As a leader (and whenever you are in front of a group, you are the leader) you are almost always going to try to motivate your audience to do something. It might be to buy your product, to agree with your idea, or to apply new procedures.
Successful motivation of your audience means getting them to take action because they want to and not because they have to. To accomplish this, you must change your audience’s Knowledge, Attitude, and Action as a result of your presentation.
Knowledge is simply your content; the information you intend to transfer to your audience that they previously did not know.
Attitude is how you want your audience to feel about the Knowledge that they previously did not feel.
Action is what you want your audience to do that they previously did not do or would not have done.
Do you ever feel that motivating your audience to action is impossible? When it comes to influencing listeners, what will help you succeed is human connection. Of these three powerful presentation ideas, the attitude component is the most important. All great leaders need to change the attitude of their respective audiences. If you know how you want your audience to feel about your content, you are more likely to motivate them to take action.
Maybe this is a bit confusing, or sounds too intellectual or esoteric.
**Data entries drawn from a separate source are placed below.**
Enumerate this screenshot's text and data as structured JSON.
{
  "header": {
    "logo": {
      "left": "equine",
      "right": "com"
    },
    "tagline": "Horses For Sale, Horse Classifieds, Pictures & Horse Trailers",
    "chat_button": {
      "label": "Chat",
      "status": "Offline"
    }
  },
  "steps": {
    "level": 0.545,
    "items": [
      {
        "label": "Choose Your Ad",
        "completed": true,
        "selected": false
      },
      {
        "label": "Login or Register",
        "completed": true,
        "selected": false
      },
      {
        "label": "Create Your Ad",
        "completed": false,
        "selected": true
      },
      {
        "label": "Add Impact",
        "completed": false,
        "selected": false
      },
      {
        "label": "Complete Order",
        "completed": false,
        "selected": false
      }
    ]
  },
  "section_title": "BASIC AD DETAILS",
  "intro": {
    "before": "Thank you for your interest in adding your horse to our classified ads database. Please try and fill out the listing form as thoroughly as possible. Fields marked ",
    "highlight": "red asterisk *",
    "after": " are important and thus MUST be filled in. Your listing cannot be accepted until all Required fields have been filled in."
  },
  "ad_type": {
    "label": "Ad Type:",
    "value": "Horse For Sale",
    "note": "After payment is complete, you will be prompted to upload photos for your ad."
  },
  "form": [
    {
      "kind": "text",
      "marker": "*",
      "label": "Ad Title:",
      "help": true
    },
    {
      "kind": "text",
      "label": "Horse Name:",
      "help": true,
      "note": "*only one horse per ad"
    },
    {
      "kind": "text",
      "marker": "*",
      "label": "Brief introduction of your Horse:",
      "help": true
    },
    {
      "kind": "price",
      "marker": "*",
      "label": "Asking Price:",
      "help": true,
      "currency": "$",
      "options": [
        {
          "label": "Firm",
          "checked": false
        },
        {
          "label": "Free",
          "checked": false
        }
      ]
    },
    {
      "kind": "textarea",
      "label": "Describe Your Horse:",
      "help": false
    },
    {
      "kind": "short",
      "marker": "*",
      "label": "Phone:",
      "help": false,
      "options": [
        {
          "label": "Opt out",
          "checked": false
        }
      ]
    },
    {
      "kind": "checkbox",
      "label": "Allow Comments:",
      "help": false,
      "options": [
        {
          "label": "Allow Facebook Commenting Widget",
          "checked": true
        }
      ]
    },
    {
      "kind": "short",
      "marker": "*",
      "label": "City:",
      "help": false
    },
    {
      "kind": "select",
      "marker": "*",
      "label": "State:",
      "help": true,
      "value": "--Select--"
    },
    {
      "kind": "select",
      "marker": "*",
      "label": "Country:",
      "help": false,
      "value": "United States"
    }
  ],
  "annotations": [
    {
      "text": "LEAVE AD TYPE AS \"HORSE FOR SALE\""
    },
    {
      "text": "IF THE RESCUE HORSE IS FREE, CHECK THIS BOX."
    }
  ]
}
But it’s actually an intuitive form of communication that we use all the time in our daily lives. Let’s say I’m with my 2 year old daughter at her swimming classes. I set her on the pool deck, and she takes off at a run towards the pool. What’s the Knowledge (or content) I need to convey to her? “Stop! Don’t run!” And what do I want her to do (Action)? Stop running toward the pool.
But the magic component of this equation is “How do I want her to feel about this information?” – the Attitude I want her to have. In this case, where she’s about to fling herself into some deep water where she can’t swim, I want her to feel shocked, warned, even a bit scared, so much so that she stops in her tracks. If I think about wanting her to feel this way, my body and voice automatically know what to do. My volume gets very loud, my gestures large and sharp, my pitch very low and authoritative. These are not planned, technical elements of my communication; rather natural responses born of my focus on how I want the recipient of my communication to feel.
Know how you want your audience to feel, what you want them to know, and how you want them to act and you naturally change how you communicate your information. When you focus on your audience, you also help to break the cycle of worrying about yourself! The ultimate result? You will be more compelling and enjoyable to listen to because your body, voice, and message will all be connected; you'll be a more powerful and passionate presenter.